Take the data below and repeat it exactly.
============================================================
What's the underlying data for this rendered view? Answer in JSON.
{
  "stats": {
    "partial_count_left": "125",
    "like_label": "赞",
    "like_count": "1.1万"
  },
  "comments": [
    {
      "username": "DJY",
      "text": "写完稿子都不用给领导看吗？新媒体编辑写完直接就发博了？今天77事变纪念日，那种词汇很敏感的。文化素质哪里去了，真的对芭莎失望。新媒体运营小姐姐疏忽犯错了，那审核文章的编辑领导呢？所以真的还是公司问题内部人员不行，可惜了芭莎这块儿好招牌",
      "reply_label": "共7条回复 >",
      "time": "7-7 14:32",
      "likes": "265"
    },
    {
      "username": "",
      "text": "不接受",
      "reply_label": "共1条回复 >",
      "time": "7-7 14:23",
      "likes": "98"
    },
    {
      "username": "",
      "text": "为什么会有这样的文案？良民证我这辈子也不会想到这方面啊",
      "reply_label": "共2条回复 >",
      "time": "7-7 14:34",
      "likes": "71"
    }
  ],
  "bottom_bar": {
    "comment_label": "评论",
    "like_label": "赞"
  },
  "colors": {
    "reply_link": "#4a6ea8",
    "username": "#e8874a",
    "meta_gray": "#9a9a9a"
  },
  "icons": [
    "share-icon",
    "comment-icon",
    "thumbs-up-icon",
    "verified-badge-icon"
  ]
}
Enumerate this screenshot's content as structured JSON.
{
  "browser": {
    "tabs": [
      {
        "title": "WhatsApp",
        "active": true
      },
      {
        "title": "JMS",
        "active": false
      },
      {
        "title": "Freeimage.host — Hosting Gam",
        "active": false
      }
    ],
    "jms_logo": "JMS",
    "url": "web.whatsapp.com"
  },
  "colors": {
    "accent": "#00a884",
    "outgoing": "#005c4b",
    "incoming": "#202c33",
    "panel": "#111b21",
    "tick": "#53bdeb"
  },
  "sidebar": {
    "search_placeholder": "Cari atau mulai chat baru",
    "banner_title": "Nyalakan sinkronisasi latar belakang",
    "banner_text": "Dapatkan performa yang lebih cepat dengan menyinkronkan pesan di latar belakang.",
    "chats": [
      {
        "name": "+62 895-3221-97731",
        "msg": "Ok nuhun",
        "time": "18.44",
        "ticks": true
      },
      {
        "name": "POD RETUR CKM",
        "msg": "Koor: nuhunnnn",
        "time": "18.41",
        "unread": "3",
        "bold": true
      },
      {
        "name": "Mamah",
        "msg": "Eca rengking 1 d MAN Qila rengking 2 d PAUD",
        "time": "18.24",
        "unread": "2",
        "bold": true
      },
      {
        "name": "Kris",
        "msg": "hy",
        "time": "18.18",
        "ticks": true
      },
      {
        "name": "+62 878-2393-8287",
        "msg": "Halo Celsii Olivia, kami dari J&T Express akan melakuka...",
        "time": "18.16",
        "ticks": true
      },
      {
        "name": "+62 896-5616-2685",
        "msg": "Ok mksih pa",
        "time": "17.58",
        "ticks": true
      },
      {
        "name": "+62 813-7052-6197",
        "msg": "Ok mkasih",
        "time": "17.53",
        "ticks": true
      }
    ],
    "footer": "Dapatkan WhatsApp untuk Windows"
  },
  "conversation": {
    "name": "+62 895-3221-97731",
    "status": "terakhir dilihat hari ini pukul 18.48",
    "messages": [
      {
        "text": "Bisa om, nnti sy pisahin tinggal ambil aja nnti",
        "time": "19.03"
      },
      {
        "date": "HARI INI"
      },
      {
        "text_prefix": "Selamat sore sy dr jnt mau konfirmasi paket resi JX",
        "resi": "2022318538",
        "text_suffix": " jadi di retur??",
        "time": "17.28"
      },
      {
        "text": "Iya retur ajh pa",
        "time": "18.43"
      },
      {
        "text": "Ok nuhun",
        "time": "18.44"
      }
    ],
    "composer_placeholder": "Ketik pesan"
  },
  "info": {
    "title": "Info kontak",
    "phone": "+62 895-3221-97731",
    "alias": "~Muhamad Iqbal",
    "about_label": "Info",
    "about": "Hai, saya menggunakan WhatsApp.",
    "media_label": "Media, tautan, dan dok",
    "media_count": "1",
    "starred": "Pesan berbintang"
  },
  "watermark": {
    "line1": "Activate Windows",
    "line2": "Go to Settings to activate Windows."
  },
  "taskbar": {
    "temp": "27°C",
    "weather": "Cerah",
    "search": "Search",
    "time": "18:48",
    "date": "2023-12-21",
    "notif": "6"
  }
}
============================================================
§ **Result**
What's the underlying data for this rendered view? Answer in JSON.
{
  "stats": {
    "partial_count_left": "125",
    "like_label": "赞",
    "like_count": "1.1万"
  },
  "comments": [
    {
      "username": "DJY",
      "text": "写完稿子都不用给领导看吗？新媒体编辑写完直接就发博了？今天77事变纪念日，那种词汇很敏感的。文化素质哪里去了，真的对芭莎失望。新媒体运营小姐姐疏忽犯错了，那审核文章的编辑领导呢？所以真的还是公司问题内部人员不行，可惜了芭莎这块儿好招牌",
      "reply_label": "共7条回复 >",
      "time": "7-7 14:32",
      "likes": "265"
    },
    {
      "username": "",
      "text": "不接受",
      "reply_label": "共1条回复 >",
      "time": "7-7 14:23",
      "likes": "98"
    },
    {
      "username": "",
      "text": "为什么会有这样的文案？良民证我这辈子也不会想到这方面啊",
      "reply_label": "共2条回复 >",
      "time": "7-7 14:34",
      "likes": "71"
    }
  ],
  "bottom_bar": {
    "comment_label": "评论",
    "like_label": "赞"
  },
  "colors": {
    "reply_link": "#4a6ea8",
    "username": "#e8874a",
    "meta_gray": "#9a9a9a"
  },
  "icons": [
    "share-icon",
    "comment-icon",
    "thumbs-up-icon",
    "verified-badge-icon"
  ]
}
Enumerate this screenshot's content as structured JSON.
{
  "browser": {
    "tabs": [
      {
        "title": "WhatsApp",
        "active": true
      },
      {
        "title": "JMS",
        "active": false
      },
      {
        "title": "Freeimage.host — Hosting Gam",
        "active": false
      }
    ],
    "jms_logo": "JMS",
    "url": "web.whatsapp.com"
  },
  "colors": {
    "accent": "#00a884",
    "outgoing": "#005c4b",
    "incoming": "#202c33",
    "panel": "#111b21",
    "tick": "#53bdeb"
  },
  "sidebar": {
    "search_placeholder": "Cari atau mulai chat baru",
    "banner_title": "Nyalakan sinkronisasi latar belakang",
    "banner_text": "Dapatkan performa yang lebih cepat dengan menyinkronkan pesan di latar belakang.",
    "chats": [
      {
        "name": "+62 895-3221-97731",
        "msg": "Ok nuhun",
        "time": "18.44",
        "ticks": true
      },
      {
        "name": "POD RETUR CKM",
        "msg": "Koor: nuhunnnn",
        "time": "18.41",
        "unread": "3",
        "bold": true
      },
      {
        "name": "Mamah",
        "msg": "Eca rengking 1 d MAN Qila rengking 2 d PAUD",
        "time": "18.24",
        "unread": "2",
        "bold": true
      },
      {
        "name": "Kris",
        "msg": "hy",
        "time": "18.18",
        "ticks": true
      },
      {
        "name": "+62 878-2393-8287",
        "msg": "Halo Celsii Olivia, kami dari J&T Express akan melakuka...",
        "time": "18.16",
        "ticks": true
      },
      {
        "name": "+62 896-5616-2685",
        "msg": "Ok mksih pa",
        "time": "17.58",
        "ticks": true
      },
      {
        "name": "+62 813-7052-6197",
        "msg": "Ok mkasih",
        "time": "17.53",
        "ticks": true
      }
    ],
    "footer": "Dapatkan WhatsApp untuk Windows"
  },
  "conversation": {
    "name": "+62 895-3221-97731",
    "status": "terakhir dilihat hari ini pukul 18.48",
    "messages": [
      {
        "text": "Bisa om, nnti sy pisahin tinggal ambil aja nnti",
        "time": "19.03"
      },
      {
        "date": "HARI INI"
      },
      {
        "text_prefix": "Selamat sore sy dr jnt mau konfirmasi paket resi JX",
        "resi": "2022318538",
        "text_suffix": " jadi di retur??",
        "time": "17.28"
      },
      {
        "text": "Iya retur ajh pa",
        "time": "18.43"
      },
      {
        "text": "Ok nuhun",
        "time": "18.44"
      }
    ],
    "composer_placeholder": "Ketik pesan"
  },
  "info": {
    "title": "Info kontak",
    "phone": "+62 895-3221-97731",
    "alias": "~Muhamad Iqbal",
    "about_label": "Info",
    "about": "Hai, saya menggunakan WhatsApp.",
    "media_label": "Media, tautan, dan dok",
    "media_count": "1",
    "starred": "Pesan berbintang"
  },
  "watermark": {
    "line1": "Activate Windows",
    "line2": "Go to Settings to activate Windows."
  },
  "taskbar": {
    "temp": "27°C",
    "weather": "Cerah",
    "search": "Search",
    "time": "18:48",
    "date": "2023-12-21",
    "notif": "6"
  }
}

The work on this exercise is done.